* TRY IT: Every record below is to be reproduced exactly.

* DATA FOR REVIEW:
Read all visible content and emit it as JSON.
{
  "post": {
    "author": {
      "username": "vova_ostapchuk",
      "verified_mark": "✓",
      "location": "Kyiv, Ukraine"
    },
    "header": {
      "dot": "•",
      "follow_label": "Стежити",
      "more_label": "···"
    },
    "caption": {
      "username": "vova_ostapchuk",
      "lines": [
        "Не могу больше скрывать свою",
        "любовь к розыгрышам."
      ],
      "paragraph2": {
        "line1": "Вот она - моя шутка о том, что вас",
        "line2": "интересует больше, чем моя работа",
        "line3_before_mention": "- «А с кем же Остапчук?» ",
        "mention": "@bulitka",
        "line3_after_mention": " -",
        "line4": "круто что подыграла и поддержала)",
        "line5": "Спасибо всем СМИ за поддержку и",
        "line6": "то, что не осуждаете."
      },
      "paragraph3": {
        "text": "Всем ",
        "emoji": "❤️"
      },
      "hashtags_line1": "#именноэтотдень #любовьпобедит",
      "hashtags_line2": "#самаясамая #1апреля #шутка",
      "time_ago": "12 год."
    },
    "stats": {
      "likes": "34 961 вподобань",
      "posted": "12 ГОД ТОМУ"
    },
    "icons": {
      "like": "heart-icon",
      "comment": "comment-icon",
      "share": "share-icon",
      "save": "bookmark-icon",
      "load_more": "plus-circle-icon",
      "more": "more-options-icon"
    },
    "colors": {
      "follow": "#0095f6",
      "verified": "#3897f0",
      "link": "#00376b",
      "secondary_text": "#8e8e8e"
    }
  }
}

* YOUR SOLUTION:
Read all visible content and emit it as JSON.
{
  "post": {
    "author": {
      "username": "vova_ostapchuk",
      "verified_mark": "✓",
      "location": "Kyiv, Ukraine"
    },
    "header": {
      "dot": "•",
      "follow_label": "Стежити",
      "more_label": "···"
    },
    "caption": {
      "username": "vova_ostapchuk",
      "lines": [
        "Не могу больше скрывать свою",
        "любовь к розыгрышам."
      ],
      "paragraph2": {
        "line1": "Вот она - моя шутка о том, что вас",
        "line2": "интересует больше, чем моя работа",
        "line3_before_mention": "- «А с кем же Остапчук?» ",
        "mention": "@bulitka",
        "line3_after_mention": " -",
        "line4": "круто что подыграла и поддержала)",
        "line5": "Спасибо всем СМИ за поддержку и",
        "line6": "то, что не осуждаете."
      },
      "paragraph3": {
        "text": "Всем ",
        "emoji": "❤️"
      },
      "hashtags_line1": "#именноэтотдень #любовьпобедит",
      "hashtags_line2": "#самаясамая #1апреля #шутка",
      "time_ago": "12 год."
    },
    "stats": {
      "likes": "34 961 вподобань",
      "posted": "12 ГОД ТОМУ"
    },
    "icons": {
      "like": "heart-icon",
      "comment": "comment-icon",
      "share": "share-icon",
      "save": "bookmark-icon",
      "load_more": "plus-circle-icon",
      "more": "more-options-icon"
    },
    "colors": {
      "follow": "#0095f6",
      "verified": "#3897f0",
      "link": "#00376b",
      "secondary_text": "#8e8e8e"
    }
  }
}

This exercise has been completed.